Exploitation Route We have developed the fundamental knowledge of f block carbenes, and more recently this work formed the basis for successful follow-on funding for single molecule magnets that could one day find uses in data storage and quantum computing.
Sectors Chemicals,Digital/Communication/Information Technologies (including Software),Other

 
Description Designing highly axial lanthanide single molecule magnets
Amount £706,000 (GBP)
Funding ID EP/P002560/1 
Organisation Engineering and Physical Sciences Research Council (EPSRC) 
Sector Public
Country United Kingdom
Start 12/2016 
End 11/2019
 
Description EPSRC
Amount £270,564 (GBP)
Funding ID EP/G051763/1 
Organisation Engineering and Physical Sciences Research Council (EPSRC) 
Sector Public
Country United Kingdom
Start 03/2009 
End 02/2011
 
Description EPSRC Established Career
Amount £1,422,792 (GBP)
Funding ID EP/M027015/1 
Organisation Engineering and Physical Sciences Research Council (EPSRC) 
Sector Public
Country United Kingdom
Start 10/2015 
End 09/2020
 
Description European Commission (EC)
Amount £180,000 (GBP)
Funding ID Marie Curie IIF THOR 297888 
Organisation European Commission 
Sector Public
Country European Union (EU)
Start 07/2012 
End 06/2014
 
Description European Research Council
Amount £1,900,000 (GBP)
Funding ID 612724 
Organisation European Research Council (ERC) 
Sector Public
Country Belgium
Start 10/2014 
End 09/2019
 
Description European Research Council
Amount £850,000 (GBP)
Funding ID 239621 
Organisation European Research Council (ERC) 
Sector Public
Country Belgium
Start 01/2009 
End 09/2014
 
Description High Intensity High Sensitivity X-ray Diffraction Equipment
Amount £1,100,000 (GBP)
Funding ID EP/P001386/1 
Organisation Engineering and Physical Sciences Research Council (EPSRC) 
Sector Public
Country United Kingdom
Start 10/2016 
End 10/2021
 
Description Royal Society of London
Amount £265,000 (GBP)
Funding ID UF110005 - URF Renewal 
Organisation The Royal Society 
Sector Charity/Non Profit
Country United Kingdom
Start 10/2012 
End 09/2015
 
Description Royal Society of London
Amount £12,737 (GBP)
Funding ID RG110238 - Equipment Grant 
Organisation The Royal Society 
Sector Charity/Non Profit
Country United Kingdom
Start 10/2011 
End 09/2012
 
Description EPR 
Organisation University of Manchester
Country United Kingdom 
Sector Academic/University 
PI Contribution We provide materials for study.
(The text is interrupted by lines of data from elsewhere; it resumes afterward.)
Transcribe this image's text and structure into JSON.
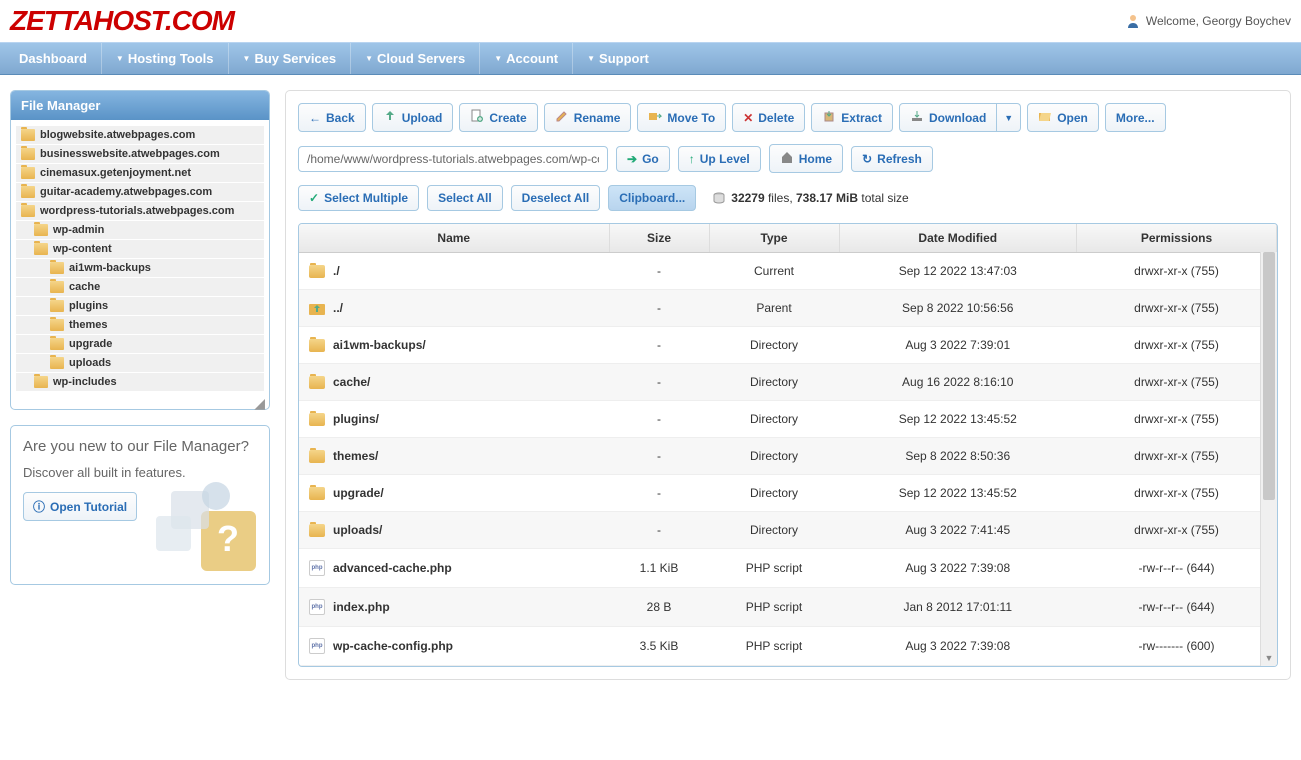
{
  "logo": "ZETTAHOST.COM",
  "welcome": "Welcome, Georgy Boychev",
  "nav": [
    {
      "label": "Dashboard",
      "dropdown": false
    },
    {
      "label": "Hosting Tools",
      "dropdown": true
    },
    {
      "label": "Buy Services",
      "dropdown": true
    },
    {
      "label": "Cloud Servers",
      "dropdown": true
    },
    {
      "label": "Account",
      "dropdown": true
    },
    {
      "label": "Support",
      "dropdown": true
    }
  ],
  "sidebar": {
    "title": "File Manager",
    "tree": [
      {
        "label": "blogwebsite.atwebpages.com",
        "level": 0
      },
      {
        "label": "businesswebsite.atwebpages.com",
        "level": 0
      },
      {
        "label": "cinemasux.getenjoyment.net",
        "level": 0
      },
      {
        "label": "guitar-academy.atwebpages.com",
        "level": 0
      },
      {
        "label": "wordpress-tutorials.atwebpages.com",
        "level": 0
      },
      {
        "label": "wp-admin",
        "level": 1
      },
      {
        "label": "wp-content",
        "level": 1
      },
      {
        "label": "ai1wm-backups",
        "level": 2
      },
      {
        "label": "cache",
        "level": 2
      },
      {
        "label": "plugins",
        "level": 2
      },
      {
        "label": "themes",
        "level": 2
      },
      {
        "label": "upgrade",
        "level": 2
      },
      {
        "label": "uploads",
        "level": 2
      },
      {
        "label": "wp-includes",
        "level": 1
      }
    ]
  },
  "tutorial": {
    "title": "Are you new to our File Manager?",
    "sub": "Discover all built in features.",
    "button": "Open Tutorial"
  },
  "toolbar": {
    "back": "Back",
    "upload": "Upload",
    "create": "Create",
    "rename": "Rename",
    "moveto": "Move To",
    "delete": "Delete",
    "extract": "Extract",
    "download": "Download",
    "open": "Open",
    "more": "More..."
  },
  "path": {
    "value": "/home/www/wordpress-tutorials.atwebpages.com/wp-content",
    "go": "Go",
    "uplevel": "Up Level",
    "home": "Home",
    "refresh": "Refresh"
  },
  "selectbar": {
    "selectmultiple": "Select Multiple",
    "selectall": "Select All",
    "deselectall": "Deselect All",
    "clipboard": "Clipboard..."
  },
  "stats": {
    "count": "32279",
    "files_label": " files, ",
    "size": "738.17 MiB",
    "total_label": " total size"
  },
  "table": {
    "headers": {
      "name": "Name",
      "size": "Size",
      "type": "Type",
      "modified": "Date Modified",
      "permissions": "Permissions"
    },
    "rows": [
      {
        "icon": "folder",
        "name": "./",
        "size": "-",
        "type": "Current",
        "modified": "Sep 12 2022 13:47:03",
        "perm": "drwxr-xr-x (755)"
      },
      {
        "icon": "up",
        "name": "../",
        "size": "-",
        "type": "Parent",
        "modified": "Sep 8 2022 10:56:56",
        "perm": "drwxr-xr-x (755)"
      },
      {
        "icon": "folder",
        "name": "ai1wm-backups/",
        "size": "-",
        "type": "Directory",
        "modified": "Aug 3 2022 7:39:01",
        "perm": "drwxr-xr-x (755)"
      },
      {
        "icon": "folder",
        "name": "cache/",
        "size": "-",
        "type": "Directory",
        "modified": "Aug 16 2022 8:16:10",
        "perm": "drwxr-xr-x (755)"
      },
      {
        "icon": "folder",
        "name": "plugins/",
        "size": "-",
        "type": "Directory",
        "modified": "Sep 12 2022 13:45:52",
        "perm": "drwxr-xr-x (755)"
      },
      {
        "icon": "folder",
        "name": "themes/",
        "size": "-",
        "type": "Directory",
        "modified": "Sep 8 2022 8:50:36",
        "perm": "drwxr-xr-x (755)"
      },
      {
        "icon": "folder",
        "name": "upgrade/",
        "size": "-",
        "type": "Directory",
        "modified": "Sep 12 2022 13:45:52",
        "perm": "drwxr-xr-x (755)"
      },
      {
        "icon": "folder",
        "name": "uploads/",
        "size": "-",
        "type": "Directory",
        "modified": "Aug 3 2022 7:41:45",
        "perm": "drwxr-xr-x (755)"
      },
      {
        "icon": "php",
        "name": "advanced-cache.php",
        "size": "1.1 KiB",
        "type": "PHP script",
        "modified": "Aug 3 2022 7:39:08",
        "perm": "-rw-r--r-- (644)"
      },
      {
        "icon": "php",
        "name": "index.php",
        "size": "28 B",
        "type": "PHP script",
        "modified": "Jan 8 2012 17:01:11",
        "perm": "-rw-r--r-- (644)"
      },
      {
        "icon": "php",
        "name": "wp-cache-config.php",
        "size": "3.5 KiB",
        "type": "PHP script",
        "modified": "Aug 3 2022 7:39:08",
        "perm": "-rw------- (600)"
      }
    ]
  }
}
Collaborator Contribution UK EPR service provides multi frequency and temperature experiments to spectroscopically probe our molecules.
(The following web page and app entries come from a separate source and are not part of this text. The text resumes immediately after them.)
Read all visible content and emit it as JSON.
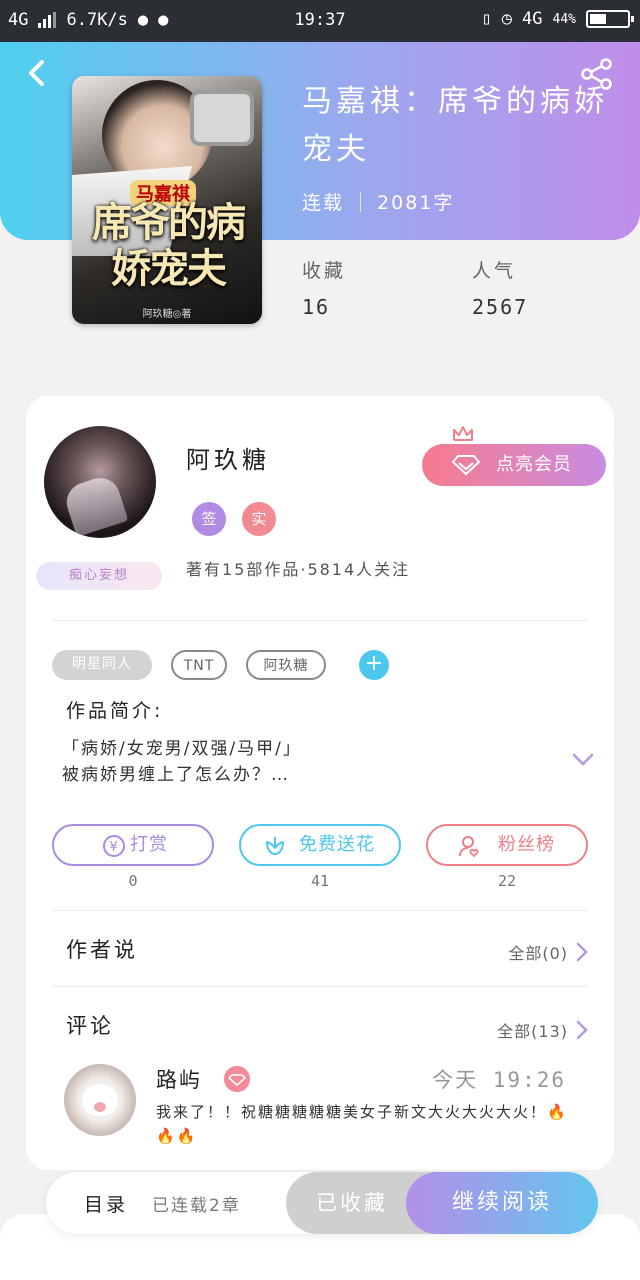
{
  "status_bar": {
    "network": "4G",
    "speed": "6.7K/s",
    "time": "19:37",
    "network_right": "4G",
    "battery": "44%"
  },
  "book": {
    "cover_series": "马嘉祺",
    "cover_title": "席爷的病娇宠夫",
    "cover_author": "阿玖糖◎著",
    "title": "马嘉祺：席爷的病娇宠夫",
    "status": "连载",
    "word_count": "2081字",
    "favorites_label": "收藏",
    "favorites_value": "16",
    "popularity_label": "人气",
    "popularity_value": "2567"
  },
  "author": {
    "name": "阿玖糖",
    "badge_signed": "签",
    "badge_verified": "实",
    "pendant": "痴心妄想",
    "stats": "著有15部作品·5814人关注",
    "vip_button": "点亮会员"
  },
  "tags": [
    "明星同人",
    "TNT",
    "阿玖糖"
  ],
  "intro": {
    "label": "作品简介:",
    "line1": "「病娇/女宠男/双强/马甲/」",
    "line2": "被病娇男缠上了怎么办？…"
  },
  "actions": [
    {
      "label": "打赏",
      "count": "0"
    },
    {
      "label": "免费送花",
      "count": "41"
    },
    {
      "label": "粉丝榜",
      "count": "22"
    }
  ],
  "author_says": {
    "title": "作者说",
    "all": "全部(0)"
  },
  "comments": {
    "title": "评论",
    "all": "全部(13)",
    "items": [
      {
        "user": "路屿",
        "time": "今天 19:26",
        "text": "我来了！！祝糖糖糖糖糖美女子新文大火大火大火！🔥🔥🔥"
      }
    ]
  },
  "bottom_bar": {
    "toc_label": "目录",
    "toc_sub": "已连载2章",
    "favorited": "已收藏",
    "continue": "继续阅读"
  },
  "colors": {
    "hero_start": "#4fd0ef",
    "hero_end": "#c08ee9",
    "reward": "#a88be0",
    "flower": "#4cc7ee",
    "fans": "#f07f8a"
  }
}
Impact Publications in Science, Nature Family, JACS, Angewandte Chemie, see publication list for details.
Start Year 2009